• [EXERCISE DETAILS]: Look through the entries below and show every line containing the word "text".

SOURCE INFORMATION Start Marker

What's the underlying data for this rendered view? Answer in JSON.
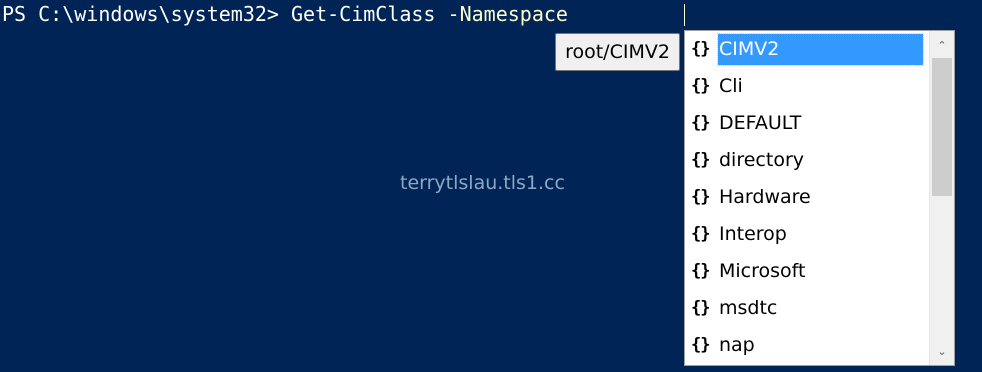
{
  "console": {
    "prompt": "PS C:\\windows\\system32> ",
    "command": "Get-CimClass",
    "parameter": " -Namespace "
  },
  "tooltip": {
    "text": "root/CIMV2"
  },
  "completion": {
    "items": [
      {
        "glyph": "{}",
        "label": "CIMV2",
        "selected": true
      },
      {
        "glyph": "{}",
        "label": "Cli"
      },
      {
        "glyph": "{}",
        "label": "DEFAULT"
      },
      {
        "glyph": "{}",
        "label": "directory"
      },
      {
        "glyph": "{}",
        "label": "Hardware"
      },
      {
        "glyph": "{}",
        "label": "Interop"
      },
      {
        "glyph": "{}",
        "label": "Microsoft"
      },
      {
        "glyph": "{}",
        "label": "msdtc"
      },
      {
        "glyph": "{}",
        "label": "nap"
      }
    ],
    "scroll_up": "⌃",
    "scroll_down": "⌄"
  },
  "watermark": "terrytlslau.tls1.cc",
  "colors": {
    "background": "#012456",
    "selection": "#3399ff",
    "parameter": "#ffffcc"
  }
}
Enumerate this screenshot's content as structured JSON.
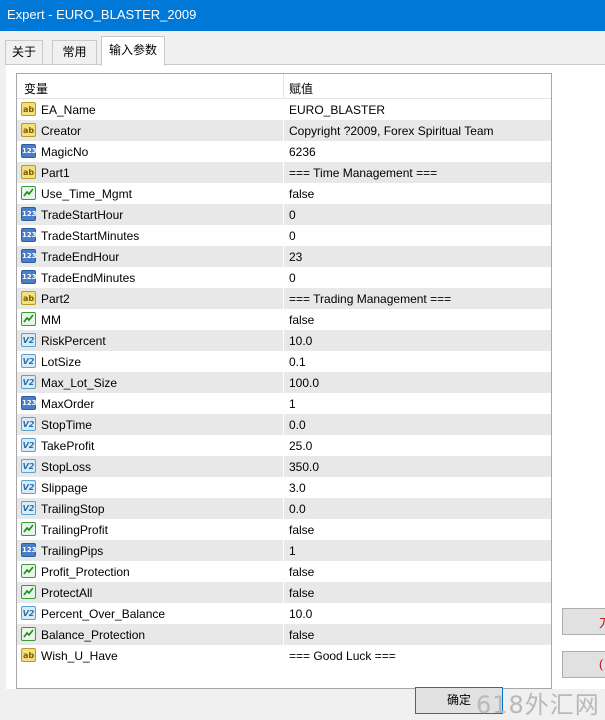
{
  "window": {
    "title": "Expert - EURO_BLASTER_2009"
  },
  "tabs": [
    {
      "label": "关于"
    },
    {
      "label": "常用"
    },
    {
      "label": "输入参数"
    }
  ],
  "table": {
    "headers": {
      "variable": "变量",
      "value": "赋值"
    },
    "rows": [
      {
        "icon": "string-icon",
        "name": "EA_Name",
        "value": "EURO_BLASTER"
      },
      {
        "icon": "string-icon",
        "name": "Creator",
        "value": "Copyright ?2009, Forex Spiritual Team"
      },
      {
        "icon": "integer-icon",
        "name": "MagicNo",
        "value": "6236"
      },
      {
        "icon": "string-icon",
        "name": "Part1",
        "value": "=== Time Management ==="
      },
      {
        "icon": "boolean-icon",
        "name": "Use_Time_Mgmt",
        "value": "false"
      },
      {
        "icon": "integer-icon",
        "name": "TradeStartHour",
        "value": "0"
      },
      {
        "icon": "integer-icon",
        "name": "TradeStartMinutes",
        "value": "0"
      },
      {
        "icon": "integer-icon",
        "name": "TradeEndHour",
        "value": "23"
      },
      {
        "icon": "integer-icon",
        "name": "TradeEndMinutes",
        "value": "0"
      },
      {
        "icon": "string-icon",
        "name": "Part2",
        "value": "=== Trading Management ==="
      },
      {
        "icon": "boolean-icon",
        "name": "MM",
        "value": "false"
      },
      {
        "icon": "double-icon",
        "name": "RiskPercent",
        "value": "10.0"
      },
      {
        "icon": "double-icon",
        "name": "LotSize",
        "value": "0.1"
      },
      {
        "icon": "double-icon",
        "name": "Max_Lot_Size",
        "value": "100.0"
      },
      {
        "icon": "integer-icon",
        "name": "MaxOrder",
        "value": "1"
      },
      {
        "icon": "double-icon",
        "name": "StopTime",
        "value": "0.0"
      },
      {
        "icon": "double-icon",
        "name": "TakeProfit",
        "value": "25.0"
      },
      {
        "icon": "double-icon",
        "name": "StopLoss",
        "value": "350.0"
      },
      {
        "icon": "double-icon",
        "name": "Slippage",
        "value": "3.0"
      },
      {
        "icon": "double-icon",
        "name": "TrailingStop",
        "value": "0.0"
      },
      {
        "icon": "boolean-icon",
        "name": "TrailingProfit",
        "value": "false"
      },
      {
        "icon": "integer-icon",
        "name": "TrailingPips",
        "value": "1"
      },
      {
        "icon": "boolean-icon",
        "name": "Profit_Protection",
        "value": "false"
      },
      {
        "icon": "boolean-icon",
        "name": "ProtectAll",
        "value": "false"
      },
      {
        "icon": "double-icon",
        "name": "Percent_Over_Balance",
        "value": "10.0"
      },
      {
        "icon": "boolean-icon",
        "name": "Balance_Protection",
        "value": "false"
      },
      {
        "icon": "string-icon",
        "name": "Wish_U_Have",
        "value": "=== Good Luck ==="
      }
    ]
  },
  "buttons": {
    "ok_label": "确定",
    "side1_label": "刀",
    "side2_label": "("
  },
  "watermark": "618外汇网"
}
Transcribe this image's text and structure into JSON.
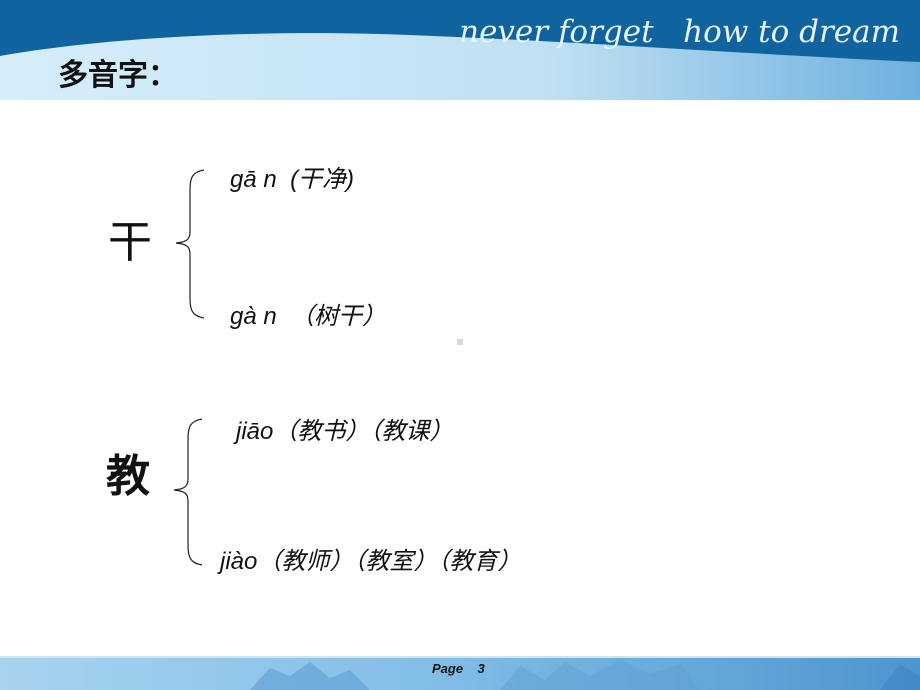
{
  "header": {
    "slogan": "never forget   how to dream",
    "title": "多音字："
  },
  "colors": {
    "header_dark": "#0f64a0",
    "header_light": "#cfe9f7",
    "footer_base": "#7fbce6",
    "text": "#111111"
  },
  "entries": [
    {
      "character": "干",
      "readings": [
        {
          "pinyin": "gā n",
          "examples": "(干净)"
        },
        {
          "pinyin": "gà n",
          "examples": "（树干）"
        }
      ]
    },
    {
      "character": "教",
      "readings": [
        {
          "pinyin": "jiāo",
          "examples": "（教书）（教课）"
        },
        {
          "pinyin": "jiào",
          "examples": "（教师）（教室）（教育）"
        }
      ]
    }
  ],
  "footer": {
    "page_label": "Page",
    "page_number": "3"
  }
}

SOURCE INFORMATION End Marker

• [SOLUTION]:
    "text": "root/CIMV2"
Transcribe this image's text and structure into JSON.
    "text": "#111111"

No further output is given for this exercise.